▶ The task
Lines holding the string "hint" are the ones to copy; find them all in the data.

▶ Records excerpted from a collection
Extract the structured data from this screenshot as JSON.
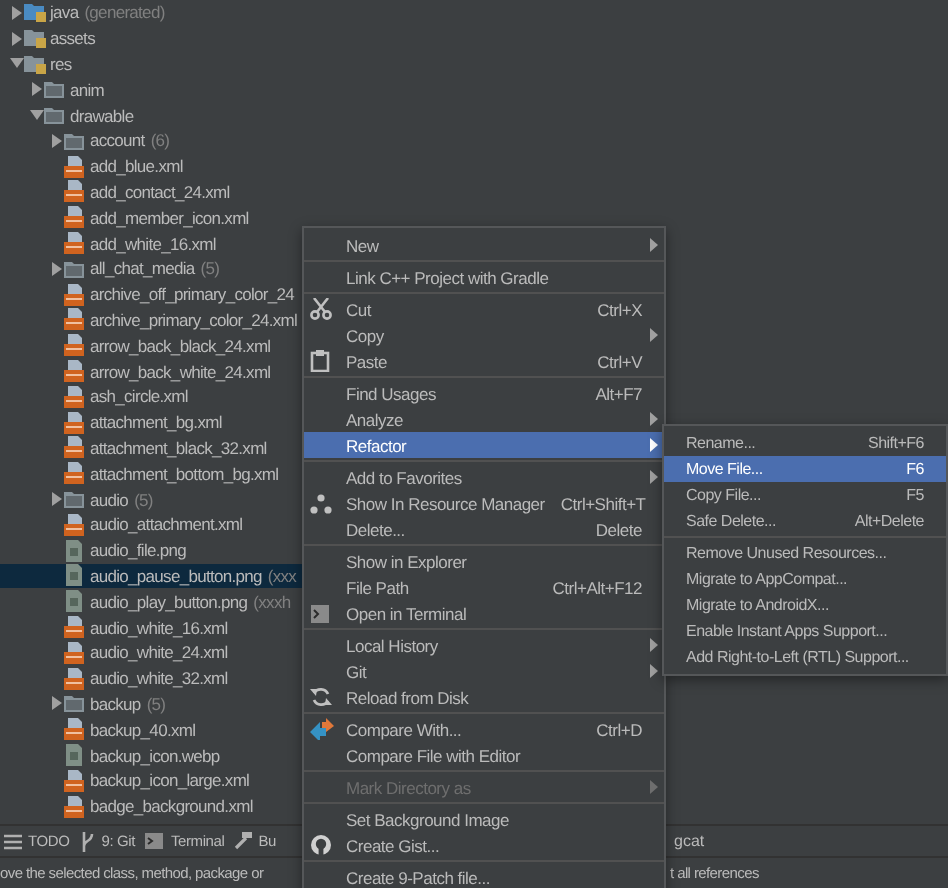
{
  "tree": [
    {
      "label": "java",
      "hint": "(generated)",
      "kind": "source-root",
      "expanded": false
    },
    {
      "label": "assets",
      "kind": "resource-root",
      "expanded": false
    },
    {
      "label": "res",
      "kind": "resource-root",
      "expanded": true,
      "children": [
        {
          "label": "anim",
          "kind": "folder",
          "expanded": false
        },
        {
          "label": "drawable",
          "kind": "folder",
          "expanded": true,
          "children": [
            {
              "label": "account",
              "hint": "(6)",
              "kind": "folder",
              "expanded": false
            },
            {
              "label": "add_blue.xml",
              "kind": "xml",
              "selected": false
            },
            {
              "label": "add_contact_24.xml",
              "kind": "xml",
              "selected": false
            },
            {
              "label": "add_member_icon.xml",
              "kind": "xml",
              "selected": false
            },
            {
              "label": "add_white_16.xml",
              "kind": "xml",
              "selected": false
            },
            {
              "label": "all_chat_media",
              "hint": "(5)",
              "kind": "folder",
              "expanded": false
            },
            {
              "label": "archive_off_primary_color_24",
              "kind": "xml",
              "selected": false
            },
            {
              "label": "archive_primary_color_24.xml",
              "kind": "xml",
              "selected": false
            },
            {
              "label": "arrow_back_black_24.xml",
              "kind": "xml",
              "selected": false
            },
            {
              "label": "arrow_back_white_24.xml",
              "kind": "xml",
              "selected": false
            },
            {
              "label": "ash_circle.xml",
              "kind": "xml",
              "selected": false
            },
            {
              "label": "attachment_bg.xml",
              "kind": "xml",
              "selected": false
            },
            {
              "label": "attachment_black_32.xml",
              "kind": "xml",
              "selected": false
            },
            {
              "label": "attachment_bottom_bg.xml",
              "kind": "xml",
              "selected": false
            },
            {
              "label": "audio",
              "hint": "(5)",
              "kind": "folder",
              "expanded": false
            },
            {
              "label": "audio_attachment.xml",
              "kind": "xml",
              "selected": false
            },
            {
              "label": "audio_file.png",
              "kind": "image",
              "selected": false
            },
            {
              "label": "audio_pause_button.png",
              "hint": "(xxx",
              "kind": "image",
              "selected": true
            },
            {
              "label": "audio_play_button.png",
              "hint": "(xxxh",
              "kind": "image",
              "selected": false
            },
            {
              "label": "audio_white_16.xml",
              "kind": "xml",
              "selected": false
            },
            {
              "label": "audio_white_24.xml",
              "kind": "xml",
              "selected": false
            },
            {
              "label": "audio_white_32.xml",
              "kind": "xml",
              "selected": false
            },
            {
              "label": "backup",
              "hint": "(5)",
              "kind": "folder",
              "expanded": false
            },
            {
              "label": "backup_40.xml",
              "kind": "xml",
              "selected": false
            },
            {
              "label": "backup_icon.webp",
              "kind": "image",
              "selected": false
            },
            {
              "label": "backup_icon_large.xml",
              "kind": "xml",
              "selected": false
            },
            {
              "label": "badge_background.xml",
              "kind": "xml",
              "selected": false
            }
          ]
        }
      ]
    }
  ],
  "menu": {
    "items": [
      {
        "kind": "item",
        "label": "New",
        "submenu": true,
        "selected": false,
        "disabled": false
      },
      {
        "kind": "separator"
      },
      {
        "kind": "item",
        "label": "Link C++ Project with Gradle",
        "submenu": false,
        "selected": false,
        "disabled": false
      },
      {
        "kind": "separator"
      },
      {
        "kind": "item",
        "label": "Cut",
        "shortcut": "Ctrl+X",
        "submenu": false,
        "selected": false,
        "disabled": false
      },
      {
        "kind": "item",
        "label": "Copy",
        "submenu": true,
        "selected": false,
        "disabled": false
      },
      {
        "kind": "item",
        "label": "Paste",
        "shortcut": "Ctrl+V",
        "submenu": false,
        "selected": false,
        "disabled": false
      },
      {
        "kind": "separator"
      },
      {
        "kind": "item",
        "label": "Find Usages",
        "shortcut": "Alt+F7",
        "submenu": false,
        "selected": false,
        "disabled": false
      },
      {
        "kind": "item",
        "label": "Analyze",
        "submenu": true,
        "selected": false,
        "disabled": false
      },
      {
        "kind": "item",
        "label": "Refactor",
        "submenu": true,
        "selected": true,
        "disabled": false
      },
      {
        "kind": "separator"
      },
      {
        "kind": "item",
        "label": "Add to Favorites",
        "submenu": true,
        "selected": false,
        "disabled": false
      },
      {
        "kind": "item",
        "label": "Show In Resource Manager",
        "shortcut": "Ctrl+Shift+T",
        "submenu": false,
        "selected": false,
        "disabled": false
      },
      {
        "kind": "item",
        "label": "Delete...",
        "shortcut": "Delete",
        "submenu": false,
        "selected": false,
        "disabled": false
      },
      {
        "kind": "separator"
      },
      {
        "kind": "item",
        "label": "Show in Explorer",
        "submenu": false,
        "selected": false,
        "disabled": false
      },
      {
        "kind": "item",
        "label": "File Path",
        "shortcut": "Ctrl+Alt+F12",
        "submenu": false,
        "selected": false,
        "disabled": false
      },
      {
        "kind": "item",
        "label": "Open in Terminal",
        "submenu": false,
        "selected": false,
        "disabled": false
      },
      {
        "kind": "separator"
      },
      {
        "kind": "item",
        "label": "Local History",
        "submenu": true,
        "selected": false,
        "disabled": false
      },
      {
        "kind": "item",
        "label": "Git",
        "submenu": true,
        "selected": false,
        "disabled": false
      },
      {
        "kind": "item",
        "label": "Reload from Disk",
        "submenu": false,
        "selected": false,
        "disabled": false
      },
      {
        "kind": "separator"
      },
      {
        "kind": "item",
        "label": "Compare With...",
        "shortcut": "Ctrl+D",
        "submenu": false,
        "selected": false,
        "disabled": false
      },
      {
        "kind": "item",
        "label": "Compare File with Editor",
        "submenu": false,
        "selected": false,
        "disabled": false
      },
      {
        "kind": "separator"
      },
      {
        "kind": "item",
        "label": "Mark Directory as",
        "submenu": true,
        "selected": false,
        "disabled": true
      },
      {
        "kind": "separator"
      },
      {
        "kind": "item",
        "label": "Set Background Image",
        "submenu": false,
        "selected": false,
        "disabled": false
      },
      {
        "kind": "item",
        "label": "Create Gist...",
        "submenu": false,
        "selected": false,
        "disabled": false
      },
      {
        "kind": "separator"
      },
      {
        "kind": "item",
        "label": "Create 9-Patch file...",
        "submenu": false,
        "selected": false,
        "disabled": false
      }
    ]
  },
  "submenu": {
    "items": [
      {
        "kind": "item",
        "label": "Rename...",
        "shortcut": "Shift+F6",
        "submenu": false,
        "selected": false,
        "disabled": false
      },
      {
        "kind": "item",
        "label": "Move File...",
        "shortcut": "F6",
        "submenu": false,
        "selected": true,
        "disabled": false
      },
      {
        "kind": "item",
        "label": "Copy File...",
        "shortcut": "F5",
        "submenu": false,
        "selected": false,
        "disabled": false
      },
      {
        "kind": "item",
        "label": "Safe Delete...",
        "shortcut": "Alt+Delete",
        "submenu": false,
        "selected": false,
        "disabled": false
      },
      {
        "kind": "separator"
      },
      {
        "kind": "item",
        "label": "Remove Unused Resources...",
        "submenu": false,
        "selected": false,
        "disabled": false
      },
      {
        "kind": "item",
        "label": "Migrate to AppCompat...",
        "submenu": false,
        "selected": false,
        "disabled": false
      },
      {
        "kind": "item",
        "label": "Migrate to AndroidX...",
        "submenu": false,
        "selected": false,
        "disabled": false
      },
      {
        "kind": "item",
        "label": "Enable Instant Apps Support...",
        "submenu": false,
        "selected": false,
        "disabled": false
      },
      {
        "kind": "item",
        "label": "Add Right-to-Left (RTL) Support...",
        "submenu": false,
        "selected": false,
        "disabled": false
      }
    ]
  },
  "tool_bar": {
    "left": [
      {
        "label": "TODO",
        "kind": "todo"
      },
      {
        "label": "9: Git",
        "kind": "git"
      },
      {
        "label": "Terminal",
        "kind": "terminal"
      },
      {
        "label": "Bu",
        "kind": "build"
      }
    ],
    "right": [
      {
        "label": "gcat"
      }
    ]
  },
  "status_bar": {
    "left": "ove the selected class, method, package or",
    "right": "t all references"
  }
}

▶ Completed task
      "hint": "(generated)",
              "hint": "(6)",
              "hint": "(5)",
              "hint": "(5)",
              "hint": "(xxx",
              "hint": "(xxxh",
              "hint": "(5)",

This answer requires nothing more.